    It was the fall of 1985...I walked into editor Janice Race's office to find out about the fate of Diana Prince. I was curious to learn who was going to draw her. Superman had [John] Byrne and [Jerry] Ordway, Batman had [Frank] Miller and [Alan] Davis (and later [David] Mazzucchelli). Wonder Woman had...No one. A writer, Greg Potter, had been selected but no established artist wanted to handle the new series. After exhaustive searches, it seemed Wonder Woman would have to be assigned to an unknown...I thought of John Byrne and Superman. What a giant coup for DC. A top talent and fan-fave on their premier character..."Janice" I heard myself say "What if I took on Wonder Woman for the first six months - just to get her out of the starting gate?"

  5. ^ Manning "1980s" p. 227 "With the help of Pérez's meticulous pencils, as well as his guidance as co-plotter, Wonder Woman was thrust further into the realm of Greek mythology than she'd ever been before."

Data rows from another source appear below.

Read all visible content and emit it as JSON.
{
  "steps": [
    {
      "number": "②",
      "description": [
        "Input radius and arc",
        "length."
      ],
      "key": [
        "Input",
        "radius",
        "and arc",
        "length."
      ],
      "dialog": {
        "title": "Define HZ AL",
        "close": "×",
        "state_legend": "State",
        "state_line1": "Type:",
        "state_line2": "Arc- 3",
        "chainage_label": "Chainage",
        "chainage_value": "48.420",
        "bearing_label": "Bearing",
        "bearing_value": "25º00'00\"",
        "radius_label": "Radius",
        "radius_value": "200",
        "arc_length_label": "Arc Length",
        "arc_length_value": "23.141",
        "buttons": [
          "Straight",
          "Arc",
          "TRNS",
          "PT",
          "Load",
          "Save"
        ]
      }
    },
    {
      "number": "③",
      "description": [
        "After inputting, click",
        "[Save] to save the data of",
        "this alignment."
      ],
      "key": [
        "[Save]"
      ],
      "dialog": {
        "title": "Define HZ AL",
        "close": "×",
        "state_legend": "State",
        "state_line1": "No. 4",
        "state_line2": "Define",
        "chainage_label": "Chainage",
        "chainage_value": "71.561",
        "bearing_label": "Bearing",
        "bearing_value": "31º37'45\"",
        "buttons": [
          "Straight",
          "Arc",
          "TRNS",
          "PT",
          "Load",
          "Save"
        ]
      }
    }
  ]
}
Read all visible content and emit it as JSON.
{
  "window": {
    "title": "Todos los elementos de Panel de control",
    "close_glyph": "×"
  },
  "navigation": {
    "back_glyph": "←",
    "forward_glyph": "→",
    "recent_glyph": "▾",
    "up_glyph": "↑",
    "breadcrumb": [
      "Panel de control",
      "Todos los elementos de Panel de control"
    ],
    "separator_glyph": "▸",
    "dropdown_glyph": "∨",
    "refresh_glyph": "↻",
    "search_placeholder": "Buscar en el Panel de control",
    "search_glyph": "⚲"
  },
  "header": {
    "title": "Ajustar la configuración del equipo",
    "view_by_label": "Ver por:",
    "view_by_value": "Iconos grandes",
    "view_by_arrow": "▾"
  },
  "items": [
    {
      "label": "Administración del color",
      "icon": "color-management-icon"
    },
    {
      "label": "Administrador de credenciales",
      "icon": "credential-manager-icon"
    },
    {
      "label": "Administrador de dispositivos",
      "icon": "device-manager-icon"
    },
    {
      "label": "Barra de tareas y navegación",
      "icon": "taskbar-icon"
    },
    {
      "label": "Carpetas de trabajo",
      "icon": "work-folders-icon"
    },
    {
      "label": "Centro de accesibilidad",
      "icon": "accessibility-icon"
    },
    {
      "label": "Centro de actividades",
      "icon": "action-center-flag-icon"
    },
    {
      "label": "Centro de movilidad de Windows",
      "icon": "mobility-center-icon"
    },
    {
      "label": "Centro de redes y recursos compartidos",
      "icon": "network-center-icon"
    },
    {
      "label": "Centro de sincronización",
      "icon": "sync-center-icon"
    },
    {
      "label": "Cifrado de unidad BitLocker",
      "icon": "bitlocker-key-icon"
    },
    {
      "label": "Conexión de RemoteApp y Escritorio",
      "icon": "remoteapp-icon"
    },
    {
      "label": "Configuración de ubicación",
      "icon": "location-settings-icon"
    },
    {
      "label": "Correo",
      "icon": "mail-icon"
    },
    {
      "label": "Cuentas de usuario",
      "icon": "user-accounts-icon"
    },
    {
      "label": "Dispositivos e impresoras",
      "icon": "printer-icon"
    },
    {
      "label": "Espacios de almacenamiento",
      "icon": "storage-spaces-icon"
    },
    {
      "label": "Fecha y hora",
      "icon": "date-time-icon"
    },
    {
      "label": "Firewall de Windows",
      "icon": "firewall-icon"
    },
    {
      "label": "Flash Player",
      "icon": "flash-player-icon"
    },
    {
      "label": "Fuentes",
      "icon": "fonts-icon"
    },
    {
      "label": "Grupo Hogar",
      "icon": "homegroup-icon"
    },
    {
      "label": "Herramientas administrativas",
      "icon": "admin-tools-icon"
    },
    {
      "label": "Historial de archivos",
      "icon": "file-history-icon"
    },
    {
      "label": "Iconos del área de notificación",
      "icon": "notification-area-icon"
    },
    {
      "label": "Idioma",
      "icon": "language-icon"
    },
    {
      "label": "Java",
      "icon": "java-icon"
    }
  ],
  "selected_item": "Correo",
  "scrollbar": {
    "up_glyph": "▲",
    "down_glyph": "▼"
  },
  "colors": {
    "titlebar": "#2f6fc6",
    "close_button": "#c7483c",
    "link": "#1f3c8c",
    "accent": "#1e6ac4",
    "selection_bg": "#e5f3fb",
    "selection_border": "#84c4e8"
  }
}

  6. ^ Nolen-Weathington, Eric (2003). Modern Masters Volume 2: George Perez. TwoMorrows Publishing. p. 50. ISBN 1-893905-25-X. Retrieved November 16, 2011. "A week after [George Pérez] came on to Wonder Woman, Janice quit comic books. She went on to book publishing." 
  7. ^ Thomas, Roy letter column, Infinity, Inc. #25 (April 1986) "Janice Race has moved back into the world of book publishing after her sojourn in comics but we wish her well."
  8. ^ Berger, Karen letter column, Wonder Woman #5 (June 1987) "Greg is also the creative director of a Connecticut-based advertising agency. Greg chose to further his career in the aforementioned area, and very reluctantly had to relinquish the scripting after helping to launch our series."
  9. ^ Nolen-Weathington, p. 50 George Pérez: "But with the changes I was making, I think Greg decided that maybe it wasn't for him and he bowed out after issue #2."
  10. ^ Mangels, Andy (January 1, 1989). "Triple Threat The George Pérez Interview". Amazing Heroes (Fantagraphics Books) (156): 30. "Wonder Woman's sales are some of the best the Amazing Amazon has ever experienced, and the book is a critical and popular success with its weaving of Greek mythology into a feminist and humanistic atmosphere." 

External links[edit]